Scan the entries that follow for the word "hibiscus", then report every line in which it appears.

PROVIDED RECORDS section start

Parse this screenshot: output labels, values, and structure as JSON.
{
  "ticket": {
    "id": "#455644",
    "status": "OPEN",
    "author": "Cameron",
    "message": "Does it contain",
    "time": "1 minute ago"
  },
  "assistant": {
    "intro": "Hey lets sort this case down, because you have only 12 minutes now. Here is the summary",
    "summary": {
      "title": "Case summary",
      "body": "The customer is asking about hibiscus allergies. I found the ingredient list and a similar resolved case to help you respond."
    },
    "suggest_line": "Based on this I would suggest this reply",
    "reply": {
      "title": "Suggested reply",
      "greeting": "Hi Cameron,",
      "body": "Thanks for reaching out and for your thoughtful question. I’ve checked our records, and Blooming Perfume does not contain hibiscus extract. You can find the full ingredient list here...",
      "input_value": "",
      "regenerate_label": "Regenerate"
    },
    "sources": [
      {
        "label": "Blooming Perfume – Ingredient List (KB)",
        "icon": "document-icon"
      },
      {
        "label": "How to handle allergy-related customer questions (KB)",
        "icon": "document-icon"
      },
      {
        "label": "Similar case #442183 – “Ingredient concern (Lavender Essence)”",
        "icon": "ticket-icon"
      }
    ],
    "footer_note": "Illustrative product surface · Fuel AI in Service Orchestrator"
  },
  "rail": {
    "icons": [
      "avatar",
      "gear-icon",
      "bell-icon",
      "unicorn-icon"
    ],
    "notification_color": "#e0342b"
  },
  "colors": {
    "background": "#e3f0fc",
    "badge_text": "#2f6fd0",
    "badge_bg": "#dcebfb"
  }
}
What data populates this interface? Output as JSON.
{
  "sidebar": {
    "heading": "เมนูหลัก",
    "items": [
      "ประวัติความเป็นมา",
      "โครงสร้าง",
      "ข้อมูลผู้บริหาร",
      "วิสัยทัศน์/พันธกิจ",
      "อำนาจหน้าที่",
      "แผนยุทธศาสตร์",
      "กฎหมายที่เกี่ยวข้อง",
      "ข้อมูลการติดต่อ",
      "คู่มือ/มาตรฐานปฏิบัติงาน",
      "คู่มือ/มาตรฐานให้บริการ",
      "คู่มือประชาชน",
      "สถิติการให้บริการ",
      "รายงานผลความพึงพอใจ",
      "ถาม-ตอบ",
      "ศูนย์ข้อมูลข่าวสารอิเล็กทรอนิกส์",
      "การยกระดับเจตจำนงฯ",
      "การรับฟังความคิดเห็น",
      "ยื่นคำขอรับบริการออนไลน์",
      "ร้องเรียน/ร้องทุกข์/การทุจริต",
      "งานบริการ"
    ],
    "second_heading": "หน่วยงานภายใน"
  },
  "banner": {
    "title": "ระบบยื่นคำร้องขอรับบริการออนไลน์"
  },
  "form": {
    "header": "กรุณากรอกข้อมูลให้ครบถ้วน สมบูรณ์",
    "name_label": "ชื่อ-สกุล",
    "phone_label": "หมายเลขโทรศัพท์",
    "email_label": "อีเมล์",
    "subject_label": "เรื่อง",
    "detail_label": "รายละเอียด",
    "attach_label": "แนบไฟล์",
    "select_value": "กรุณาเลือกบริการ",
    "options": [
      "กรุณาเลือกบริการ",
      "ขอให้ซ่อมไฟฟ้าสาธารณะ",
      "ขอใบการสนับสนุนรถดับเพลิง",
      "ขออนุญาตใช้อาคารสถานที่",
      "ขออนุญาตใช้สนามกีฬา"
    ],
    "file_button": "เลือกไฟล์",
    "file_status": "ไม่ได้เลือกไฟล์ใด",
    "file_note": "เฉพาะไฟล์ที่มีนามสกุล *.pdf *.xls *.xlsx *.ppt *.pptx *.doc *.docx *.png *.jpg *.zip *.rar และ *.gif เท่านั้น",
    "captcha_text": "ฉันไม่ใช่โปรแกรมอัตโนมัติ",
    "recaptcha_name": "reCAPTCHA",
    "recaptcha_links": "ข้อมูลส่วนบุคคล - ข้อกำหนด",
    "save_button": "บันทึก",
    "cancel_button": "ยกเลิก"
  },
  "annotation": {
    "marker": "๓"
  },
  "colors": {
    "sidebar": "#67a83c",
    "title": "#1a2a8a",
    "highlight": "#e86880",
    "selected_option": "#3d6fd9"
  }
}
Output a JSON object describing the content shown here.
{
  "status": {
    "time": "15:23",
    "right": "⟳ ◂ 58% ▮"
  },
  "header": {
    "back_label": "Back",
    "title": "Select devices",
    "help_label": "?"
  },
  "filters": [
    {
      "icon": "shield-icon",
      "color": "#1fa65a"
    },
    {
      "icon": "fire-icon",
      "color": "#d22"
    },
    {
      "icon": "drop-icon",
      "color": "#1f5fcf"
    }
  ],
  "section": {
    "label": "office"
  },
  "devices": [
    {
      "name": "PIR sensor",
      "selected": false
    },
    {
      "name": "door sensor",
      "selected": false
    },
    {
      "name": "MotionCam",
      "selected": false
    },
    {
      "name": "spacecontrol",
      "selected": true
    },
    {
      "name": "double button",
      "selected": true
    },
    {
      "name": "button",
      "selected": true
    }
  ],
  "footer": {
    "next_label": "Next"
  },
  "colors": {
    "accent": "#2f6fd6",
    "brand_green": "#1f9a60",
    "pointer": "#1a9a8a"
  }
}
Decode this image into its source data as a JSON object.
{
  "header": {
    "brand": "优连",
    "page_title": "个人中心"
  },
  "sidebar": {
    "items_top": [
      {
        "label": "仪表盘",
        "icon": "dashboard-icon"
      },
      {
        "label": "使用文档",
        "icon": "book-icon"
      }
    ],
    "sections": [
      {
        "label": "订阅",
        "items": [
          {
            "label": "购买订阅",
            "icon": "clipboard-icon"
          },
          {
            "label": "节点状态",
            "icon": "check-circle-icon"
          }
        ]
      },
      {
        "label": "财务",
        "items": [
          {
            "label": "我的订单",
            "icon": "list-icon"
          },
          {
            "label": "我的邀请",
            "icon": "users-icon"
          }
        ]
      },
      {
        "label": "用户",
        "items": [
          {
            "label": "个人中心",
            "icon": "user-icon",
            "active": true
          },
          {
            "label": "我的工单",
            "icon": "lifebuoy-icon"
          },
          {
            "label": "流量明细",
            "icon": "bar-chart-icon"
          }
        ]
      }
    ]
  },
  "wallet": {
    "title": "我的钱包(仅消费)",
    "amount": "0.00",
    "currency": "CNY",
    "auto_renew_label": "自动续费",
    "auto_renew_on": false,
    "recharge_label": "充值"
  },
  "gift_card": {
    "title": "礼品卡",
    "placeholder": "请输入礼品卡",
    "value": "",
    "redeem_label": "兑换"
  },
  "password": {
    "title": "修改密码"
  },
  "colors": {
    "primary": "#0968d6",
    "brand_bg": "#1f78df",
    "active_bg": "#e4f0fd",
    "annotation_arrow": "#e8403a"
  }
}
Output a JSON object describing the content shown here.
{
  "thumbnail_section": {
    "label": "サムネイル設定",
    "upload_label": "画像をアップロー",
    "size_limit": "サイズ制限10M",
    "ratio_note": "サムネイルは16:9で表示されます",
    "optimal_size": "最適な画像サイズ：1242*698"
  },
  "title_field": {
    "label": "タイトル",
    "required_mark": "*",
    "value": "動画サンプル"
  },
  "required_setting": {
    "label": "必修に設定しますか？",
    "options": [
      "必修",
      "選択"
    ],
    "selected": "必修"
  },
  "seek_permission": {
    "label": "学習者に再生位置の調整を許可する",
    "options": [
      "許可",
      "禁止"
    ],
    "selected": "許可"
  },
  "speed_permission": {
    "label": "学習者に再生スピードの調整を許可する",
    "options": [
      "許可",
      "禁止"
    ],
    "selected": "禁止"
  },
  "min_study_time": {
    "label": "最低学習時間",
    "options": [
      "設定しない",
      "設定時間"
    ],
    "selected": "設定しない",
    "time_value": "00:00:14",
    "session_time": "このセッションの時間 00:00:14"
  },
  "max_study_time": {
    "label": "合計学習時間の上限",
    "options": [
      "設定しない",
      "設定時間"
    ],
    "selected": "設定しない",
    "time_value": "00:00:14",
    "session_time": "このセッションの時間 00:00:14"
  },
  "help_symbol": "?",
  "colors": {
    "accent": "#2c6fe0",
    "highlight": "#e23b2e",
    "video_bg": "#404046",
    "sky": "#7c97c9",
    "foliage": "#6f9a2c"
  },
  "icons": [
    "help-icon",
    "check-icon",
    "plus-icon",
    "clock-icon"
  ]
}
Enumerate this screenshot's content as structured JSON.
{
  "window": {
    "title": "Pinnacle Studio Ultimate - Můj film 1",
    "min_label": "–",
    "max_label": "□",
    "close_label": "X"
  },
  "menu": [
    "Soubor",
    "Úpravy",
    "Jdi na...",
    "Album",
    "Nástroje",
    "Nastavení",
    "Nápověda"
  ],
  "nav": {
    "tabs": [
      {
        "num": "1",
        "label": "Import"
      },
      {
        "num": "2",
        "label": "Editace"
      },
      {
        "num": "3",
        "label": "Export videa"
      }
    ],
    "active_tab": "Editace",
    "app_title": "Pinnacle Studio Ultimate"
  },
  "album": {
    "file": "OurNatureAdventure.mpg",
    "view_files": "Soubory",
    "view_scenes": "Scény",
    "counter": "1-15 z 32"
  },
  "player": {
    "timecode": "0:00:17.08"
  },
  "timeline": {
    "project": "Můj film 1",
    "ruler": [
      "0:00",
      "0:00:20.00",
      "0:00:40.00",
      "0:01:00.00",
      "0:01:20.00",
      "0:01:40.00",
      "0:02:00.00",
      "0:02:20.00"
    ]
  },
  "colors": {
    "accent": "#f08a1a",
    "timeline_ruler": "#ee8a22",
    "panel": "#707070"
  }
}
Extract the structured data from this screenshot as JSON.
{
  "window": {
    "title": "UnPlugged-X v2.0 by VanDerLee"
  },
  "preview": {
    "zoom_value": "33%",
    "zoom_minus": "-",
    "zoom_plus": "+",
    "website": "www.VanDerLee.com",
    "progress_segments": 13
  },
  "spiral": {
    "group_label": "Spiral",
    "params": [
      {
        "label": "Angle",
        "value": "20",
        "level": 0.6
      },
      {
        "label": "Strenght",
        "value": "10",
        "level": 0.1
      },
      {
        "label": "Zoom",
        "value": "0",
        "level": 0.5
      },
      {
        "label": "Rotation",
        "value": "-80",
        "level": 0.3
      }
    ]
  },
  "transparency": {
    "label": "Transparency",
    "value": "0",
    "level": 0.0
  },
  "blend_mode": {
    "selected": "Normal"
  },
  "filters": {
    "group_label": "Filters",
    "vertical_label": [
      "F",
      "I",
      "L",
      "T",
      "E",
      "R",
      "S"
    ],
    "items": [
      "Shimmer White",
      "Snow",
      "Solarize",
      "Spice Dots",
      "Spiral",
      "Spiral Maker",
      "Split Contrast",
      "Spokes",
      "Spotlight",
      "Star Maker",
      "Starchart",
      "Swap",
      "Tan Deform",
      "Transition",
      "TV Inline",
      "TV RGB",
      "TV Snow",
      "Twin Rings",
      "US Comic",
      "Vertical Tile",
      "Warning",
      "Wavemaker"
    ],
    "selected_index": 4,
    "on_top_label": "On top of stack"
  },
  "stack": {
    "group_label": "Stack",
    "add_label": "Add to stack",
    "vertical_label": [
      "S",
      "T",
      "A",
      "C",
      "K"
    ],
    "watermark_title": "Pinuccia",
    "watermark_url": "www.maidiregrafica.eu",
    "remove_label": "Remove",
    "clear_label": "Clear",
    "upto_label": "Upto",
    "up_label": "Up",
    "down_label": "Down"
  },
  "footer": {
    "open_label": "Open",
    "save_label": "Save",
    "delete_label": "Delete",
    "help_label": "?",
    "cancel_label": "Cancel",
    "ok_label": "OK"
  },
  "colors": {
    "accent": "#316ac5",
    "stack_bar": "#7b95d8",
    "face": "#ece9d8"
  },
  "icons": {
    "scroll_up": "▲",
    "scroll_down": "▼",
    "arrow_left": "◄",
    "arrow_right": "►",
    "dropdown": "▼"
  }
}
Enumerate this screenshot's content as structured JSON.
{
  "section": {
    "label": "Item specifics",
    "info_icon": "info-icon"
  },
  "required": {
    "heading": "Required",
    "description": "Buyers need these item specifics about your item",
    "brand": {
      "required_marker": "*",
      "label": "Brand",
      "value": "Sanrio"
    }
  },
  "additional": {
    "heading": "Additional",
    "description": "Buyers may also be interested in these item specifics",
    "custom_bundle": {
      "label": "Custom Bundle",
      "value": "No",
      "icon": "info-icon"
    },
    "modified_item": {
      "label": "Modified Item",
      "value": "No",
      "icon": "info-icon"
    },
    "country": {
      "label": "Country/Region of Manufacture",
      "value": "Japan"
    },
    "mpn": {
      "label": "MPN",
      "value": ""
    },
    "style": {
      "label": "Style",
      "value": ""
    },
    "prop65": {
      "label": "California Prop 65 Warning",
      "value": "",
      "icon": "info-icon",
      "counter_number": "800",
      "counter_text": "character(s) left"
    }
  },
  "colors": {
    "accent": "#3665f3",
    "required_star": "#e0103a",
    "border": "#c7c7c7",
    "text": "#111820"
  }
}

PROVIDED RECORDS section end

COMPLETED EXERCISE
      "body": "The customer is asking about hibiscus allergies. I found the ingredient list and a similar resolved case to help you respond."
      "body": "Thanks for reaching out and for your thoughtful question. I’ve checked our records, and Blooming Perfume does not contain hibiscus extract. You can find the full ingredient list here...",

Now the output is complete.